### Problem to solve
Lift out all lines below that contain "Facebook".

### Information shown

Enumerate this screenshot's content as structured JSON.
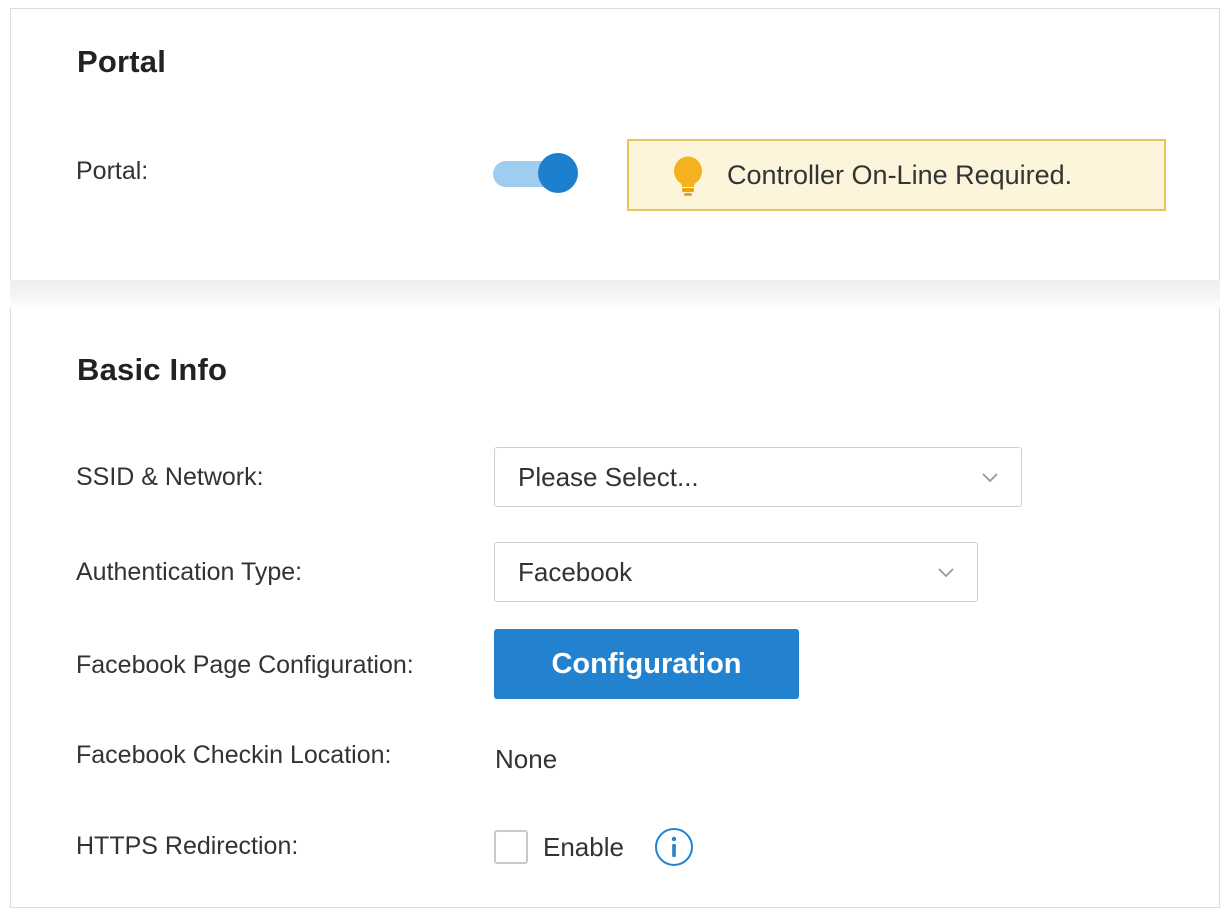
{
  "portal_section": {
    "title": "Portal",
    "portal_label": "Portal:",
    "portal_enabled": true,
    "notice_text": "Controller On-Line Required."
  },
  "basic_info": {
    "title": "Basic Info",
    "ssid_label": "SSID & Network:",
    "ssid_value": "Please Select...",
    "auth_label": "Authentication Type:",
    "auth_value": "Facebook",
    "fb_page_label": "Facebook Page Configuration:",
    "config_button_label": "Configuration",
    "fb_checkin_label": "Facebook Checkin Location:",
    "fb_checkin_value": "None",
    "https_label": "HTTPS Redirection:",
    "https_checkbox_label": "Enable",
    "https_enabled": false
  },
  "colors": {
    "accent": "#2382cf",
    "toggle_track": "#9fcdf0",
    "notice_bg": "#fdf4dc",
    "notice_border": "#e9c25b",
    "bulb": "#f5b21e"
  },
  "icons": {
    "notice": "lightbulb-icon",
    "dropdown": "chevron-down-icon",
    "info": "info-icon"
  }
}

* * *

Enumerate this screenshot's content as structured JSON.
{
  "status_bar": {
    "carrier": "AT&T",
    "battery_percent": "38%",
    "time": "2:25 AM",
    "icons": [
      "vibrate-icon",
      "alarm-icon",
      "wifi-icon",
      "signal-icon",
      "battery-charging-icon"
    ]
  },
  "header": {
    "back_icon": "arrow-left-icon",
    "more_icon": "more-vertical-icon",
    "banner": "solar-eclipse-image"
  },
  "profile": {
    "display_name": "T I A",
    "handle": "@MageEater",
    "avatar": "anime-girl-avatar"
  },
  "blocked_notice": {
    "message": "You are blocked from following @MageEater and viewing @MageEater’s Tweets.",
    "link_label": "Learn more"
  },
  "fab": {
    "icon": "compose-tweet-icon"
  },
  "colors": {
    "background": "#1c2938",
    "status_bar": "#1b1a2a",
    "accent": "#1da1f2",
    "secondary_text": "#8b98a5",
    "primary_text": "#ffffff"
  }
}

### Solution for this problem
    "auth_value": "Facebook",
    "fb_page_label": "Facebook Page Configuration:",
    "fb_checkin_label": "Facebook Checkin Location:",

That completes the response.